Microplastics and flame retardants are persistent organic pollutants (POPs) that can accumulate in the environment, and are potential human exposures via air, water, and ingestion of food and dust. Microplastics result from either the deliberate addition of manufactured microbeads into consumer products, or via degradation of larger plastics as they age in the environment. Flame retardants are added to plastics and other consumer products to delay the onset of ignition in potential fire situations, and are often required by government flammability regulations. Microplastics and flame retardants have been shown to be potentially toxic to humans and animals, though more study is needed.

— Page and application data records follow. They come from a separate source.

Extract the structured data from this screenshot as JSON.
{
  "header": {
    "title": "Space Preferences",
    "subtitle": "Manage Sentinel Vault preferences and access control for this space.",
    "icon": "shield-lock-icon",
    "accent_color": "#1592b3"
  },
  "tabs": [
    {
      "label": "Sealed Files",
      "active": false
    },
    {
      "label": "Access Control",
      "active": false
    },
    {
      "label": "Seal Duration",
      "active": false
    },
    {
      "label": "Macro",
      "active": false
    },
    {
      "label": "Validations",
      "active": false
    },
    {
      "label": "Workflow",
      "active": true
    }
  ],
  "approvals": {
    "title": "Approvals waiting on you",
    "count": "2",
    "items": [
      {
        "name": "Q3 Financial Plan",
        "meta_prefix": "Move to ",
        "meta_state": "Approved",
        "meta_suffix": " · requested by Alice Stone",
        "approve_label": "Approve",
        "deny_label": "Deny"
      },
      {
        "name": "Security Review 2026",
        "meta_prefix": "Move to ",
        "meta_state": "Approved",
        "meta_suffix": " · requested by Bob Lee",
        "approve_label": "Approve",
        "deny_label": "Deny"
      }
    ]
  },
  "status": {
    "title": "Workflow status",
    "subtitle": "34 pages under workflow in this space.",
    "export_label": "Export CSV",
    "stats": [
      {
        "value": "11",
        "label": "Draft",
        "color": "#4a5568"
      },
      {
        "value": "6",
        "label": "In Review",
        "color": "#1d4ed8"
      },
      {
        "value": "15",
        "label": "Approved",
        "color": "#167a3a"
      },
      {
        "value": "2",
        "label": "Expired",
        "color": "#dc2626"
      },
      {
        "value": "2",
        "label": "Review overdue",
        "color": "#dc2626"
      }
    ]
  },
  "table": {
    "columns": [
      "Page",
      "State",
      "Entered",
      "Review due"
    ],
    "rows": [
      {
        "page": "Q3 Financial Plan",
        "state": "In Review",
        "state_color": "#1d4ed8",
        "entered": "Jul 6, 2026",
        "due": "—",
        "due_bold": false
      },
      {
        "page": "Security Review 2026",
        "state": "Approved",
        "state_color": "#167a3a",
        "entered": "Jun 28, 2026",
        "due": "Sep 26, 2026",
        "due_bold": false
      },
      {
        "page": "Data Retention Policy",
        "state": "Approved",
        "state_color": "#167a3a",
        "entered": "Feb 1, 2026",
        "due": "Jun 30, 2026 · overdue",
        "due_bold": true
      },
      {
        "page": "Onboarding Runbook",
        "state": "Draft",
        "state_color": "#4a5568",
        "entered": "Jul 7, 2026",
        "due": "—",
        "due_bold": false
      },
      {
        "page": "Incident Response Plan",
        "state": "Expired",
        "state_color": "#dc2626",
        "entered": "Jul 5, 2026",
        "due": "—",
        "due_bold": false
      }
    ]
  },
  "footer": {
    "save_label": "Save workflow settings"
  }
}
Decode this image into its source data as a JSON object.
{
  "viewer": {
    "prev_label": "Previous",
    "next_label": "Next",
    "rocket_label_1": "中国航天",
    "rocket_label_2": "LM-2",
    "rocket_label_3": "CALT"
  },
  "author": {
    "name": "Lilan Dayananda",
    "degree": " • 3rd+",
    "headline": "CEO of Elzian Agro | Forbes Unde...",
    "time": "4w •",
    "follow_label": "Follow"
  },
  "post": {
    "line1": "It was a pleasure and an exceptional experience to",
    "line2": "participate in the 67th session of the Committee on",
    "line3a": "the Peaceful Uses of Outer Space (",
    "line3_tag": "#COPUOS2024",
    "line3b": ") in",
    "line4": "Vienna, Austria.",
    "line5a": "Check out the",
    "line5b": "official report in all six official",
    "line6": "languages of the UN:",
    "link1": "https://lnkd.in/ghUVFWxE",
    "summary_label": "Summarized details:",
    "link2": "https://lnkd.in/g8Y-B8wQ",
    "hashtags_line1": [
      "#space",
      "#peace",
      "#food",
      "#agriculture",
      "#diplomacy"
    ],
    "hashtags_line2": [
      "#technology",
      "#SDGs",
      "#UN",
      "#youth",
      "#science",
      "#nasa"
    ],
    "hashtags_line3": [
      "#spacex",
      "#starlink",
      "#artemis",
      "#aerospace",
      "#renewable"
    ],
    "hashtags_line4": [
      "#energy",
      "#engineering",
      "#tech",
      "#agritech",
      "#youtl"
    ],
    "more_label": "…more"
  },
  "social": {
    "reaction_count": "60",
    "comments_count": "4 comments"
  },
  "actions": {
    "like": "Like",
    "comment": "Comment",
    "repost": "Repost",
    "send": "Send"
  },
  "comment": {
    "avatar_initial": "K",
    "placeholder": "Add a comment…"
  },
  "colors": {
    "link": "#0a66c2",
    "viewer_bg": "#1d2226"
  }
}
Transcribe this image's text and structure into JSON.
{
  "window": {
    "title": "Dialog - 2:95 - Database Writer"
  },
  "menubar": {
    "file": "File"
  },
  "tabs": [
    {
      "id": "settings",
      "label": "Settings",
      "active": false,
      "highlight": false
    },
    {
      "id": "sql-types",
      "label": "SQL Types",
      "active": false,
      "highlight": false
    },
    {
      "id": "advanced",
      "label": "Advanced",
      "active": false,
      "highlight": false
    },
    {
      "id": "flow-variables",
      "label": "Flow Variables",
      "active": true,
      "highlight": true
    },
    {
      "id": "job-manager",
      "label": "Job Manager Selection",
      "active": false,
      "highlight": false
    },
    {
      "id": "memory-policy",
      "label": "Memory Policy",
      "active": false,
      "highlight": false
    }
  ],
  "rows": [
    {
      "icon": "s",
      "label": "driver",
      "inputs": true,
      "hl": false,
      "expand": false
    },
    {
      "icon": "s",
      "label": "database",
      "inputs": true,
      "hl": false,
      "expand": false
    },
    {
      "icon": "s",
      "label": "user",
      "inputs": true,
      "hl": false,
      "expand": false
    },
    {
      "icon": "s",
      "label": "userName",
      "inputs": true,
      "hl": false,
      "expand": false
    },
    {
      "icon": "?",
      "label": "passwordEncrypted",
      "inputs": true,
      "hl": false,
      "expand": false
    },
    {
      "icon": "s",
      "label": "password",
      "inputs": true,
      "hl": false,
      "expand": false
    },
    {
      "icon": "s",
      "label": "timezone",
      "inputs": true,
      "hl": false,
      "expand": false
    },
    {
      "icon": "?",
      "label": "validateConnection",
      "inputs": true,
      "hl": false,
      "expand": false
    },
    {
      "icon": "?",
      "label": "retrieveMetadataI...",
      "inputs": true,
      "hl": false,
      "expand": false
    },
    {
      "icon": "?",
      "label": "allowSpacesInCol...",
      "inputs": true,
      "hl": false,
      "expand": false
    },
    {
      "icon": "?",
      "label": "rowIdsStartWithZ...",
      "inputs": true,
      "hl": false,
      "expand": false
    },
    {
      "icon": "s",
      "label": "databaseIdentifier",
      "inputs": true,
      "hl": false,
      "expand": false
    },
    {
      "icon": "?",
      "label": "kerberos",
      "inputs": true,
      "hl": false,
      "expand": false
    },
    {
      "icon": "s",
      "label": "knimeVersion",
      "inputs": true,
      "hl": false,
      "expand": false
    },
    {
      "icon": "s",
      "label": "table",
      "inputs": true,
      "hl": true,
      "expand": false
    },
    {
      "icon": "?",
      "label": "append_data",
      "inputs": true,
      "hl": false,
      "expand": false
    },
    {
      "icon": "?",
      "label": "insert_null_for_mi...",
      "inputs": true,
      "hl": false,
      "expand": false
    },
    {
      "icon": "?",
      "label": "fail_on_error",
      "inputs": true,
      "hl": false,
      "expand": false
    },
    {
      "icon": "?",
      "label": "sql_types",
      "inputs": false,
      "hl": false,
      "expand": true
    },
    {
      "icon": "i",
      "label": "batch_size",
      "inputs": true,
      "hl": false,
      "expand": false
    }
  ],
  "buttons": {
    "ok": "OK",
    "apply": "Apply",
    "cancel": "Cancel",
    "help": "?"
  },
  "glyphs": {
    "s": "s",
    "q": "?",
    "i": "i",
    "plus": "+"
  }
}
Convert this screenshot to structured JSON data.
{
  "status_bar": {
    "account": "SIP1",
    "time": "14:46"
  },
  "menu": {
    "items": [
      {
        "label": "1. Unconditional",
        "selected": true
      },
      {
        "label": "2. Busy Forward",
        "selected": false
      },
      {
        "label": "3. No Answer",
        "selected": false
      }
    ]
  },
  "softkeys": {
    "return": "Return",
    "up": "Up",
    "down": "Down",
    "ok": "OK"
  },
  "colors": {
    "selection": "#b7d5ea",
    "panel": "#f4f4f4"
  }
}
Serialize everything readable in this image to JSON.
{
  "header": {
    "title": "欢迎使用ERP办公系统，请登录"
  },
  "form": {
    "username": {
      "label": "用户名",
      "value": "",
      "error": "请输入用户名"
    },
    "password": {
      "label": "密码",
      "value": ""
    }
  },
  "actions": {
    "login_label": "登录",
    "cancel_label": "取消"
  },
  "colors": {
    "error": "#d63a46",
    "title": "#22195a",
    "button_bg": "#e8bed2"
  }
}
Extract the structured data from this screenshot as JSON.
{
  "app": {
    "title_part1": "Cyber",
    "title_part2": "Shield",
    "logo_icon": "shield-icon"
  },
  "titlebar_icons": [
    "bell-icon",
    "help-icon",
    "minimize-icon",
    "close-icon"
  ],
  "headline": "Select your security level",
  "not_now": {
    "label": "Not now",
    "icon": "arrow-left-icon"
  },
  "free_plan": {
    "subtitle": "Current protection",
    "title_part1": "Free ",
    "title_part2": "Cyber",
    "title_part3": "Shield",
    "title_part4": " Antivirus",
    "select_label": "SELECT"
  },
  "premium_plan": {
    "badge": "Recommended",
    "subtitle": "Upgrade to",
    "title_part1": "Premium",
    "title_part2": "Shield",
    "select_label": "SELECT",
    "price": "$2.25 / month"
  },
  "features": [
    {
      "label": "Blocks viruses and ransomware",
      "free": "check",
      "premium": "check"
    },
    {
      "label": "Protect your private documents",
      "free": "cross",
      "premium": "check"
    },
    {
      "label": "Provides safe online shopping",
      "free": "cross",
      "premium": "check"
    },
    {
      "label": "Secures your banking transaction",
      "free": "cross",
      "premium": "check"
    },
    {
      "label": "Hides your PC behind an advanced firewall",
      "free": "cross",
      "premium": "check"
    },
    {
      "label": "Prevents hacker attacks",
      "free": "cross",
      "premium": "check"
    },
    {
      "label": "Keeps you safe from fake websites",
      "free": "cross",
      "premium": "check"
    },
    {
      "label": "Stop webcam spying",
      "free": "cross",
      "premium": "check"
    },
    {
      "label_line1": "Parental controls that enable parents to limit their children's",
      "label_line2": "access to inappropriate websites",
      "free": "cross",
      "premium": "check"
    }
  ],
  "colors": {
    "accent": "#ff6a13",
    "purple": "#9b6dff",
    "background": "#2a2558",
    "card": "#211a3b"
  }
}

AQS is conducting several studies with collaborators to help advance and standardize the science of microplastic and flame retardant measurements, and develop methods to identify their sources.